*Work instruction*:
Filter the data below, keeping only lines that contain "note".

====

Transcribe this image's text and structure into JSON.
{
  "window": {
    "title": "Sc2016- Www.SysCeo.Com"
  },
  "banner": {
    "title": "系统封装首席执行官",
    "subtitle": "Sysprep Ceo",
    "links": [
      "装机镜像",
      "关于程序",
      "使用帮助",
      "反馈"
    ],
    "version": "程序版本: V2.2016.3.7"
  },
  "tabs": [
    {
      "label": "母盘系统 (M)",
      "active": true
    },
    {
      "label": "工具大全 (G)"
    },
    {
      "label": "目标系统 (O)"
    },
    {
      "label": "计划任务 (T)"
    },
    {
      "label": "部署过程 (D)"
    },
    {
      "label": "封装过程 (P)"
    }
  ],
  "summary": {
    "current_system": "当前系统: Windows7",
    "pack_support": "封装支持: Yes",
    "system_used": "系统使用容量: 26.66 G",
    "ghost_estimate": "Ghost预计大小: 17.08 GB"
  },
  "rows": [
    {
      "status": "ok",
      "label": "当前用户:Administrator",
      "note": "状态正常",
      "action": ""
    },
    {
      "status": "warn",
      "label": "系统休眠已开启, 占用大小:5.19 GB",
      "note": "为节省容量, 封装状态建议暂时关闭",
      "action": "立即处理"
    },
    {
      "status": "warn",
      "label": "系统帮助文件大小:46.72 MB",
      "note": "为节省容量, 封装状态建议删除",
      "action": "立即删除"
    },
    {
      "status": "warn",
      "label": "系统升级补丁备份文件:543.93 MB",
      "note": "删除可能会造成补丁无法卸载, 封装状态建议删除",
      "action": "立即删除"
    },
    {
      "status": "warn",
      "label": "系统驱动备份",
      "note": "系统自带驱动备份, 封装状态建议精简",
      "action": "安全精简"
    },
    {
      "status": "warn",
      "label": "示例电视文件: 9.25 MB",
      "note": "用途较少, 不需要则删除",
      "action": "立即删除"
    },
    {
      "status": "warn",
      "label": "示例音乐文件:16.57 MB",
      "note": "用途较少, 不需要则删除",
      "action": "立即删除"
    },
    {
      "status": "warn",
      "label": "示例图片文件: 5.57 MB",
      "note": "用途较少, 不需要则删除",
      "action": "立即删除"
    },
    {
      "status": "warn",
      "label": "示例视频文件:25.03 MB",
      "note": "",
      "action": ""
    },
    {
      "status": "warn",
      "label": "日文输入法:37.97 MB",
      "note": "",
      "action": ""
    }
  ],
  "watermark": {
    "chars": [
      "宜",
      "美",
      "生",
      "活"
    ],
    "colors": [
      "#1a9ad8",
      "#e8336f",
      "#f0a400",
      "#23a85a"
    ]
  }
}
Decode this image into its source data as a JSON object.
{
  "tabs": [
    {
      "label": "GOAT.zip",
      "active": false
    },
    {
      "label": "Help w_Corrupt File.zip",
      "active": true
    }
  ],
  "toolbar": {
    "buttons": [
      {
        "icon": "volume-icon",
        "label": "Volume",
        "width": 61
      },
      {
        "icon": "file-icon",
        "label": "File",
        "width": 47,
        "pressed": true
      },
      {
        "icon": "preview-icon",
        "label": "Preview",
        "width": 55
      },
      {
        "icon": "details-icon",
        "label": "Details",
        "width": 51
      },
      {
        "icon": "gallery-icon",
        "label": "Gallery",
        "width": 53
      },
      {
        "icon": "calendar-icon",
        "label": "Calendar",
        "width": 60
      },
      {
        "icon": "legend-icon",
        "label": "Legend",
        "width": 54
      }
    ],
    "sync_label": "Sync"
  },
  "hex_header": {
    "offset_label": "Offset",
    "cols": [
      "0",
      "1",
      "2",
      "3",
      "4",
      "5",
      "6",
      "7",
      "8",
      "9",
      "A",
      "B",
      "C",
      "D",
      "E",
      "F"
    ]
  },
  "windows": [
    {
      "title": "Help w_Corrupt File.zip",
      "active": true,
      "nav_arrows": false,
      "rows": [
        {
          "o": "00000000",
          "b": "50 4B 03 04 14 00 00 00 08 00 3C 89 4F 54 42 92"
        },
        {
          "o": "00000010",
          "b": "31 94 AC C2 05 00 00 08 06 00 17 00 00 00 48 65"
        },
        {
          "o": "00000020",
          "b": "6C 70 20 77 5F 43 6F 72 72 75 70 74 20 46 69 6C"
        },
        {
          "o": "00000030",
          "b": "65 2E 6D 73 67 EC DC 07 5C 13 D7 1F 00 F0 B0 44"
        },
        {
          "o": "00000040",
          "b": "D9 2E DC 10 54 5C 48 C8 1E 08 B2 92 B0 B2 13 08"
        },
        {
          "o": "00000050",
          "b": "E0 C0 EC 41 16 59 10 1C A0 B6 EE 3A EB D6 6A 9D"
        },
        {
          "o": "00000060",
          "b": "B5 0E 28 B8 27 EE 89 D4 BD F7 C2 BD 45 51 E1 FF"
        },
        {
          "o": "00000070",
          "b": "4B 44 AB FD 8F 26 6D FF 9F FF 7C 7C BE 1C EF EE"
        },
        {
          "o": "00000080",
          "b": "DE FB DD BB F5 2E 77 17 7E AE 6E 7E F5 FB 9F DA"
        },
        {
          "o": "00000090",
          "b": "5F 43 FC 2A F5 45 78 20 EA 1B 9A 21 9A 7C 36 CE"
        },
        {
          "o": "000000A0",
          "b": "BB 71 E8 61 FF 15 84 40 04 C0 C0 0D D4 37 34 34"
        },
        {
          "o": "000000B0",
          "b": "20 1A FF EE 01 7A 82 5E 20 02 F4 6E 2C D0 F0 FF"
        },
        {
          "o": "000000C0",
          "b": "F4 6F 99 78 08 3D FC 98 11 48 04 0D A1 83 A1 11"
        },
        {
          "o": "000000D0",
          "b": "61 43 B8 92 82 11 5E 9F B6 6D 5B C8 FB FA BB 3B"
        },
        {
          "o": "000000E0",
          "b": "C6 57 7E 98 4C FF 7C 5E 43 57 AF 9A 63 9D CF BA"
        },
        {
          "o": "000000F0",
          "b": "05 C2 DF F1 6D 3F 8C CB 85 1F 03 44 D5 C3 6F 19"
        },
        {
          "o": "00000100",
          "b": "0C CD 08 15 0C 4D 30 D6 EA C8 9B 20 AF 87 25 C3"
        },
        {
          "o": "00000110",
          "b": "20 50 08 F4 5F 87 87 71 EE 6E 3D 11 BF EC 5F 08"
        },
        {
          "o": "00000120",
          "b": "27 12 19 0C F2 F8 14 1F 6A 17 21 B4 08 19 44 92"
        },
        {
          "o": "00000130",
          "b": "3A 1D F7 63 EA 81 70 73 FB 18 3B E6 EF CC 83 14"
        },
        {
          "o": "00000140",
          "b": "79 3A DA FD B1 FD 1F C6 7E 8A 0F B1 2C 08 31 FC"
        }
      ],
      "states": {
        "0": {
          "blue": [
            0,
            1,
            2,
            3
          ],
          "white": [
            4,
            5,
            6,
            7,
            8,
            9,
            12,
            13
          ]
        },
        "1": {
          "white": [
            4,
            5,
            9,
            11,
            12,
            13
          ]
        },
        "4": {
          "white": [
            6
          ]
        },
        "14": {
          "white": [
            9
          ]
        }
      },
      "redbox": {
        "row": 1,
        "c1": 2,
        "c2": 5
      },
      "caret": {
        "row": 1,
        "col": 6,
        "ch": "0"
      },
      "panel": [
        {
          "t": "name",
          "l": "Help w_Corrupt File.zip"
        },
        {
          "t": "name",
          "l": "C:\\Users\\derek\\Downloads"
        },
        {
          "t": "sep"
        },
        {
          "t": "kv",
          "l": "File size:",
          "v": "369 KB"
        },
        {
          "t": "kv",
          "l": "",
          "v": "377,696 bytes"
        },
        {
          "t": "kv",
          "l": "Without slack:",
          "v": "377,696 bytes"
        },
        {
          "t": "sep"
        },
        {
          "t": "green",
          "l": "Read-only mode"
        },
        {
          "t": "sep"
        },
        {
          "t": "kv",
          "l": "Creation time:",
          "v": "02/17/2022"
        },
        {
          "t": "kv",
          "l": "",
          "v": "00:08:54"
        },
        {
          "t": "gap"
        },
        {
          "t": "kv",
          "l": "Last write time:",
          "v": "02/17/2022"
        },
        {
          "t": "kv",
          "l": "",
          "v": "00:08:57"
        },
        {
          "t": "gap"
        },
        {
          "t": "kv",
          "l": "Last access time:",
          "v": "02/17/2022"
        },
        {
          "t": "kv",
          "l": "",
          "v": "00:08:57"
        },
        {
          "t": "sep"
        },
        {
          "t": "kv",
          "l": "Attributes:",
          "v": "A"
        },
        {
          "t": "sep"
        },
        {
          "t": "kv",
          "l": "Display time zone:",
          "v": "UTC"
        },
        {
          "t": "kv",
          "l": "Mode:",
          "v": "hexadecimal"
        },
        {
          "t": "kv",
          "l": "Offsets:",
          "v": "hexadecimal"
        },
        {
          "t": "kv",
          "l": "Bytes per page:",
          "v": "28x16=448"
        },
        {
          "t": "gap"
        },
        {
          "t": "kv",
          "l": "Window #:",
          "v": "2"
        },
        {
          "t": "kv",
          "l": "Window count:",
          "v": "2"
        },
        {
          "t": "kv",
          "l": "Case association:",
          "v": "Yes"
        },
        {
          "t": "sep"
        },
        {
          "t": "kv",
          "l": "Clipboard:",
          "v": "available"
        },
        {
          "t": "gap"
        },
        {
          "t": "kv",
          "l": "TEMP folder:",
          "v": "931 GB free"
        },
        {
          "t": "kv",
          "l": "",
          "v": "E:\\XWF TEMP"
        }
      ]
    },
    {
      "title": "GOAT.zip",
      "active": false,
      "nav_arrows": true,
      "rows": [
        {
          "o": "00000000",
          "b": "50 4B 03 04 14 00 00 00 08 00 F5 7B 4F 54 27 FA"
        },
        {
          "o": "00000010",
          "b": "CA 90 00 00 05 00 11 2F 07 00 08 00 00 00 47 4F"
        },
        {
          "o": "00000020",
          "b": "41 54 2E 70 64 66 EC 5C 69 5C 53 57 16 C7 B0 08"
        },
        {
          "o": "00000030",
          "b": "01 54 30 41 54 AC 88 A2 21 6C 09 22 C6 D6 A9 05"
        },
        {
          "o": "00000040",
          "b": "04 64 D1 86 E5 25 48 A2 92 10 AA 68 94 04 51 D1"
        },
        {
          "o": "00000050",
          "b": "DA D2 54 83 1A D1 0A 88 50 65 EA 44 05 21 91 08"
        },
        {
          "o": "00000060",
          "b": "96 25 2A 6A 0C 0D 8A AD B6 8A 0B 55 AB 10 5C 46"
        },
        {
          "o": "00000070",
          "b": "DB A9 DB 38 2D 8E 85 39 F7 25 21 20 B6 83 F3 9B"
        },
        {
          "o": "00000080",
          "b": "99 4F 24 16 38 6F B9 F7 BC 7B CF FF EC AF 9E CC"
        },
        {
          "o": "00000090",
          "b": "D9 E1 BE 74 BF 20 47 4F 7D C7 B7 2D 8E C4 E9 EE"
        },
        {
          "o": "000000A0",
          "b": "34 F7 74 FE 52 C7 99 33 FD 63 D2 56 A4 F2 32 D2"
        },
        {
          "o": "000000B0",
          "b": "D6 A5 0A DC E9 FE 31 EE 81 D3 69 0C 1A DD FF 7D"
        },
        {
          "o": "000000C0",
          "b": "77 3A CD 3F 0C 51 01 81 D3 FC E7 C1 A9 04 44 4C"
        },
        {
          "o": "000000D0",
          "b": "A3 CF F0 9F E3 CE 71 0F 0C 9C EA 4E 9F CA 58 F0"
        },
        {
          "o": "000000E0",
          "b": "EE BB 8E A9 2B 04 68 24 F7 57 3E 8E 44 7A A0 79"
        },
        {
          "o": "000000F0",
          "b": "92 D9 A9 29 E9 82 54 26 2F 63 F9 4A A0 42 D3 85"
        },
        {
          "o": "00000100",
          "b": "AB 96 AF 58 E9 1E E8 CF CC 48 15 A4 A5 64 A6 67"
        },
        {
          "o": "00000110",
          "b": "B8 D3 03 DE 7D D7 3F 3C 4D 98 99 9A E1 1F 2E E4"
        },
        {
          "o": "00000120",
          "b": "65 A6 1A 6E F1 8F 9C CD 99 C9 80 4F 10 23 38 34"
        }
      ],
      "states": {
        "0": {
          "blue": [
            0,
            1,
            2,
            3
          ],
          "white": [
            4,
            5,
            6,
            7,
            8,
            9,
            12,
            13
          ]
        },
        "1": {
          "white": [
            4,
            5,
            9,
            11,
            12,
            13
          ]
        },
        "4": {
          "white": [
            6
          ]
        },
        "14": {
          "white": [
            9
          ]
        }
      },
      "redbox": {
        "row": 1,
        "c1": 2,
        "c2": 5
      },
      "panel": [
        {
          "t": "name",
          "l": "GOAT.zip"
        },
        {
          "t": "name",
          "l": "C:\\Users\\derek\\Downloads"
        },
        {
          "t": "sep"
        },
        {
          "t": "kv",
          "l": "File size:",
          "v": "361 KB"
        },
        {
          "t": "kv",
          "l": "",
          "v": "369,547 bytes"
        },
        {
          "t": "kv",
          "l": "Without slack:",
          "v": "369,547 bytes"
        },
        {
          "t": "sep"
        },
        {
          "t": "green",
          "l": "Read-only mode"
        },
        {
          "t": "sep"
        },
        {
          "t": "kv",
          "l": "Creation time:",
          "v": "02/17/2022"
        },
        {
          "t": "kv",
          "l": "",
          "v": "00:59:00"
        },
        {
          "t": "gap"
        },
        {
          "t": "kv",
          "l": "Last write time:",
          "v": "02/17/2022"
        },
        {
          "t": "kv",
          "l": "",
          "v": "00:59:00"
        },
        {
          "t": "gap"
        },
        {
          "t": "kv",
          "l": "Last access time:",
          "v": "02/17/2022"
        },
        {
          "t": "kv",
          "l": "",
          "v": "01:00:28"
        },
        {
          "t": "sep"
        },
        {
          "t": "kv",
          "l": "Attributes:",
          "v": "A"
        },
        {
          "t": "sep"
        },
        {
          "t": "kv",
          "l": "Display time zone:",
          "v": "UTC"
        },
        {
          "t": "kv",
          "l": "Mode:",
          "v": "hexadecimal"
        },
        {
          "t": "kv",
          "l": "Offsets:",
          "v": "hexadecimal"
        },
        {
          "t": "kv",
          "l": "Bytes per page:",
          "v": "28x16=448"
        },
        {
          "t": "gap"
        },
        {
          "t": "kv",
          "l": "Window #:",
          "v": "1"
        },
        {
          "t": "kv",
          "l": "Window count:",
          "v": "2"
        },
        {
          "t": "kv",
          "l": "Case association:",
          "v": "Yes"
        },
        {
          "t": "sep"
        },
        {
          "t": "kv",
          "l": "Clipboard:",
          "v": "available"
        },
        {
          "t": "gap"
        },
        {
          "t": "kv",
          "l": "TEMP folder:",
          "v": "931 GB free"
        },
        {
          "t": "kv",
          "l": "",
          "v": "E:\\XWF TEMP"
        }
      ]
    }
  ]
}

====

*Solution to the exercise*:
      "note": "状态正常",
      "note": "为节省容量, 封装状态建议暂时关闭",
      "note": "为节省容量, 封装状态建议删除",
      "note": "删除可能会造成补丁无法卸载, 封装状态建议删除",
      "note": "系统自带驱动备份, 封装状态建议精简",
      "note": "用途较少, 不需要则删除",
      "note": "用途较少, 不需要则删除",
      "note": "用途较少, 不需要则删除",
      "note": "",
      "note": "",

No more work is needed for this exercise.